Action item
Every line with the string "label" must be copied from the entries below.

Information given

────────────────

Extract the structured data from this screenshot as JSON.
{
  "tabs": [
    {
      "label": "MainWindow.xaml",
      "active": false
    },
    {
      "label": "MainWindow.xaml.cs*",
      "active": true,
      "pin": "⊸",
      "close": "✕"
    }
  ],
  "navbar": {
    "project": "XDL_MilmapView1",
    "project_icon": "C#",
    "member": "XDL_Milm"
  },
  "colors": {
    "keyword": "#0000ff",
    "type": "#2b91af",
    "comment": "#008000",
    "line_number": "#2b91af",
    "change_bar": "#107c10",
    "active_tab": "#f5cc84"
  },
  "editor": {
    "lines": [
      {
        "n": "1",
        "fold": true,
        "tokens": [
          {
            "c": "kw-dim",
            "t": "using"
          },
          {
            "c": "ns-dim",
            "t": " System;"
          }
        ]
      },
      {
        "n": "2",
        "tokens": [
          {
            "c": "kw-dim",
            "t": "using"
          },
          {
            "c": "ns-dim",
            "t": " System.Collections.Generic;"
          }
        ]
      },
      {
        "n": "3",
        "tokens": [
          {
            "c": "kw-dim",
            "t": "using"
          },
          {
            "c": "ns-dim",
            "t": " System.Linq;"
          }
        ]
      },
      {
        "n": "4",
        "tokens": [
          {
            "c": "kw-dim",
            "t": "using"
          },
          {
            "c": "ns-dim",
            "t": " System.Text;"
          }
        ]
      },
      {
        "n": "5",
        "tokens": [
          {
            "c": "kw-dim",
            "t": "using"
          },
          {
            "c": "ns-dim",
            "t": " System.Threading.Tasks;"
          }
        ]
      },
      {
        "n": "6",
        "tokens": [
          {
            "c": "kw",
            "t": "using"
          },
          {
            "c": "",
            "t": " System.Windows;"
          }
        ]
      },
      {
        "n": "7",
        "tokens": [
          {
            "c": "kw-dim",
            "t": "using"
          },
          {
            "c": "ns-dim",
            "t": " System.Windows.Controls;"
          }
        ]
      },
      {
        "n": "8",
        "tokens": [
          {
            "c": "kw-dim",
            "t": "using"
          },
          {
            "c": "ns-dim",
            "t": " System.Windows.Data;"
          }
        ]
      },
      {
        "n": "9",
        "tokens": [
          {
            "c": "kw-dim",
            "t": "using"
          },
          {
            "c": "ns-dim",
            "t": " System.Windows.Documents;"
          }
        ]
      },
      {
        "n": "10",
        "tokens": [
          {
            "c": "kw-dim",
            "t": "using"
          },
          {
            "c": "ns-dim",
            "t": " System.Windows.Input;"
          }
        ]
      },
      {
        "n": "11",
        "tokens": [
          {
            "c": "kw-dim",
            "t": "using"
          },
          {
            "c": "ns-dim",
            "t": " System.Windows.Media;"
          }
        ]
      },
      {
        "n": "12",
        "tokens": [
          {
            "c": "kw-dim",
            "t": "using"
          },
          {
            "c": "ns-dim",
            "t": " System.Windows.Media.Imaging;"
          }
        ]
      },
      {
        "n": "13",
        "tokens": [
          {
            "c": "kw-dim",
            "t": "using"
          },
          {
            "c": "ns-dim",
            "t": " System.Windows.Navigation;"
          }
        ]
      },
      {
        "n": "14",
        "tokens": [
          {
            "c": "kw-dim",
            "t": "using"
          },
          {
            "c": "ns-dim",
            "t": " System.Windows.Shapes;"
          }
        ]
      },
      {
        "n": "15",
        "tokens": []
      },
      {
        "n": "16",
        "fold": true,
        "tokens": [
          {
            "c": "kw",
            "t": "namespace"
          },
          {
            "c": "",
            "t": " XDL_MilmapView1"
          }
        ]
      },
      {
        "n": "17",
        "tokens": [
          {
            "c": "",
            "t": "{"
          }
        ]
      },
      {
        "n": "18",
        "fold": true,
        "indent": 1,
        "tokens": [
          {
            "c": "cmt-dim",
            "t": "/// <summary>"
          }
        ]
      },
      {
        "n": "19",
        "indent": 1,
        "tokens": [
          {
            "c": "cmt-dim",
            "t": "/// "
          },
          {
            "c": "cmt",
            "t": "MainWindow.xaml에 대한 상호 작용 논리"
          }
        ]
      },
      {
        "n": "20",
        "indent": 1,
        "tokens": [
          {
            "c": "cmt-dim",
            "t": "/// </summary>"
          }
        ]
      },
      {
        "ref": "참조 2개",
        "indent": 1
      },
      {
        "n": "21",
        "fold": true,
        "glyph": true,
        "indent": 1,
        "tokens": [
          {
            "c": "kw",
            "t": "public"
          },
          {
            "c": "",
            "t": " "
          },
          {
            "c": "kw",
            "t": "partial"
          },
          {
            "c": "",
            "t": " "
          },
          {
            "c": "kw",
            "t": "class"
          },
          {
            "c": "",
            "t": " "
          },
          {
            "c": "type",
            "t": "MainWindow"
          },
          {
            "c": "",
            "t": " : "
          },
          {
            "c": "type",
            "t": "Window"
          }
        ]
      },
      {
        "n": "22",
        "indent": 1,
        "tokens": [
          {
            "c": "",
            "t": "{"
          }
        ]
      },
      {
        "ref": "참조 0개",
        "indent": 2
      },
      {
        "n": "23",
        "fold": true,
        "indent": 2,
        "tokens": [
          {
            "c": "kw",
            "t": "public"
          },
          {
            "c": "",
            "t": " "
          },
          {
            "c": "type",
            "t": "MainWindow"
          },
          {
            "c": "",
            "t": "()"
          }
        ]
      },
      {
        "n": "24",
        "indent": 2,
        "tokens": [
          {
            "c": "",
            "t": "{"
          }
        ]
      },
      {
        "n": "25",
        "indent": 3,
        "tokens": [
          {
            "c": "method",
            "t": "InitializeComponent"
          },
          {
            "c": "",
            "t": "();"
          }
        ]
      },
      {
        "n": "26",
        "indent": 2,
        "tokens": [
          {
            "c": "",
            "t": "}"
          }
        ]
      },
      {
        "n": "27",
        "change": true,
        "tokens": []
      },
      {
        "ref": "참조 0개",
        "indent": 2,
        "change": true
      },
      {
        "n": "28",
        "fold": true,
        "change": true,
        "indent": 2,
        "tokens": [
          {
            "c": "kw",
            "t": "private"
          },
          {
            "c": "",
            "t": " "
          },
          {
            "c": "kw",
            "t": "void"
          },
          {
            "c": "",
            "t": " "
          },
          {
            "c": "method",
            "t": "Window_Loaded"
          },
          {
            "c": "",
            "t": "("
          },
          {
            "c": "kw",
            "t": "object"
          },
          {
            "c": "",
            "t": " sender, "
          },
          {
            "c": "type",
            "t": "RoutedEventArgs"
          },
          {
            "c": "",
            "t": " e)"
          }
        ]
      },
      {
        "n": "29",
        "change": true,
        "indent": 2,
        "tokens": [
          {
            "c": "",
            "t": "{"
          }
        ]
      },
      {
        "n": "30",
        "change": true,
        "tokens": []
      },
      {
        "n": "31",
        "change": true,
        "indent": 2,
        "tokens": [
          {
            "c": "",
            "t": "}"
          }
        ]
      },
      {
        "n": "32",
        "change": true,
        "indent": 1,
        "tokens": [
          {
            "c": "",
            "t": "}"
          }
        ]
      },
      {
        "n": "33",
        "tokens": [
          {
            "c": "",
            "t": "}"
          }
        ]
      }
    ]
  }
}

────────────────

Task response
      "label": "MainWindow.xaml",
      "label": "MainWindow.xaml.cs*",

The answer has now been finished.